* [TASK ITEM] Report only how many lines of the records contain the word "generated".

#### RECORDS FOR THIS TASK

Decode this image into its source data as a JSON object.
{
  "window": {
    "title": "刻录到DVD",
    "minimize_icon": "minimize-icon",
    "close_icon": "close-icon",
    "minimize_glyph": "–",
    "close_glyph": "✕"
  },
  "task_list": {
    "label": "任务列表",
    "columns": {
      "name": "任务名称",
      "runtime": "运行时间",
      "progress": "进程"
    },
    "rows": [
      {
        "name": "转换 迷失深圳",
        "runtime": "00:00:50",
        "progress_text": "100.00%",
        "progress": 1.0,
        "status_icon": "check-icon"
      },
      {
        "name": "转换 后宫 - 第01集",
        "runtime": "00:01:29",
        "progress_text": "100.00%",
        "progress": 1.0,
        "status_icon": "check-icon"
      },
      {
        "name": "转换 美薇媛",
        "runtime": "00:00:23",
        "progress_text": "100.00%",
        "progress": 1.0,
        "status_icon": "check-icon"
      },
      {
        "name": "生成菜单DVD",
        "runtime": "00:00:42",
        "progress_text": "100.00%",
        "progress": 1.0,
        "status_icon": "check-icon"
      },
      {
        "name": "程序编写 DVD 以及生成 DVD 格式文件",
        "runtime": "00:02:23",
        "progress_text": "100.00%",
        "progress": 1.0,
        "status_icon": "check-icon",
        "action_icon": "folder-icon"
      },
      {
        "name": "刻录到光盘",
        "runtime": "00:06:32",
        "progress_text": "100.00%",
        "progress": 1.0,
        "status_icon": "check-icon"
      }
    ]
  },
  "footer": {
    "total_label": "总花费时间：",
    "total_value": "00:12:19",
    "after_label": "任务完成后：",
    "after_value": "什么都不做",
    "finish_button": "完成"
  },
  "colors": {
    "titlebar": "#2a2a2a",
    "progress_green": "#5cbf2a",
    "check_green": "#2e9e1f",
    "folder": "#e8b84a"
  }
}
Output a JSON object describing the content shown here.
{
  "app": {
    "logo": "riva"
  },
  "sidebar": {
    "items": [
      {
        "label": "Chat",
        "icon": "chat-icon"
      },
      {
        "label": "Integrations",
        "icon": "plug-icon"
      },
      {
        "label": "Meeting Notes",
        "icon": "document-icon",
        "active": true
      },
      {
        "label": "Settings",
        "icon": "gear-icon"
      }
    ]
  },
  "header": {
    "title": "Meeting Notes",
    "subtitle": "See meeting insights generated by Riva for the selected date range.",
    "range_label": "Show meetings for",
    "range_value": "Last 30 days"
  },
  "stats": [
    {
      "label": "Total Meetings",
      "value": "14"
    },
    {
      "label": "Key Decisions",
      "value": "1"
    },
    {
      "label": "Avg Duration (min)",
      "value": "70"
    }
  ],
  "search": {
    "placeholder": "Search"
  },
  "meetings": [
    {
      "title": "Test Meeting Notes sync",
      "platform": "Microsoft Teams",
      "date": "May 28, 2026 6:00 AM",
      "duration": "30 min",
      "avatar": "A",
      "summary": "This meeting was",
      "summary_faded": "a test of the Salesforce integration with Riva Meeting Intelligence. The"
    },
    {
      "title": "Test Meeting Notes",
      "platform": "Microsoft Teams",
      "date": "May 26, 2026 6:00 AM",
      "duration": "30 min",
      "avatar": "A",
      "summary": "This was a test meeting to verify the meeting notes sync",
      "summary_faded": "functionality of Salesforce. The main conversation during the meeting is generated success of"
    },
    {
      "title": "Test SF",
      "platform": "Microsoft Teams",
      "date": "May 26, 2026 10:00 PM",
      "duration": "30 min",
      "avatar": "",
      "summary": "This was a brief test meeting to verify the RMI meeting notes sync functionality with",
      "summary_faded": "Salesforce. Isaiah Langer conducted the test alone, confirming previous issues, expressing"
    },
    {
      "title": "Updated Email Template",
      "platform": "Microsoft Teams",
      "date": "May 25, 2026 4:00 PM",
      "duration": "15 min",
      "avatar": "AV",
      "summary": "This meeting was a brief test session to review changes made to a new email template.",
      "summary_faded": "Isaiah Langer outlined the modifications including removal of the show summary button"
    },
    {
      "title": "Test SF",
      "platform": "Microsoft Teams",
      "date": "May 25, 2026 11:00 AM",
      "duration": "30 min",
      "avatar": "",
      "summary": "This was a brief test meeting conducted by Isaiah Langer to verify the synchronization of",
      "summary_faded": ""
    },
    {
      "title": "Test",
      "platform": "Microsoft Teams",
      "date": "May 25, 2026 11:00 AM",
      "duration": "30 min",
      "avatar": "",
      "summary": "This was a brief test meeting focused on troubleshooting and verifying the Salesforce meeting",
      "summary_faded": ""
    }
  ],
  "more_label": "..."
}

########

* [SOLUTION TO THE PROBLEM] 2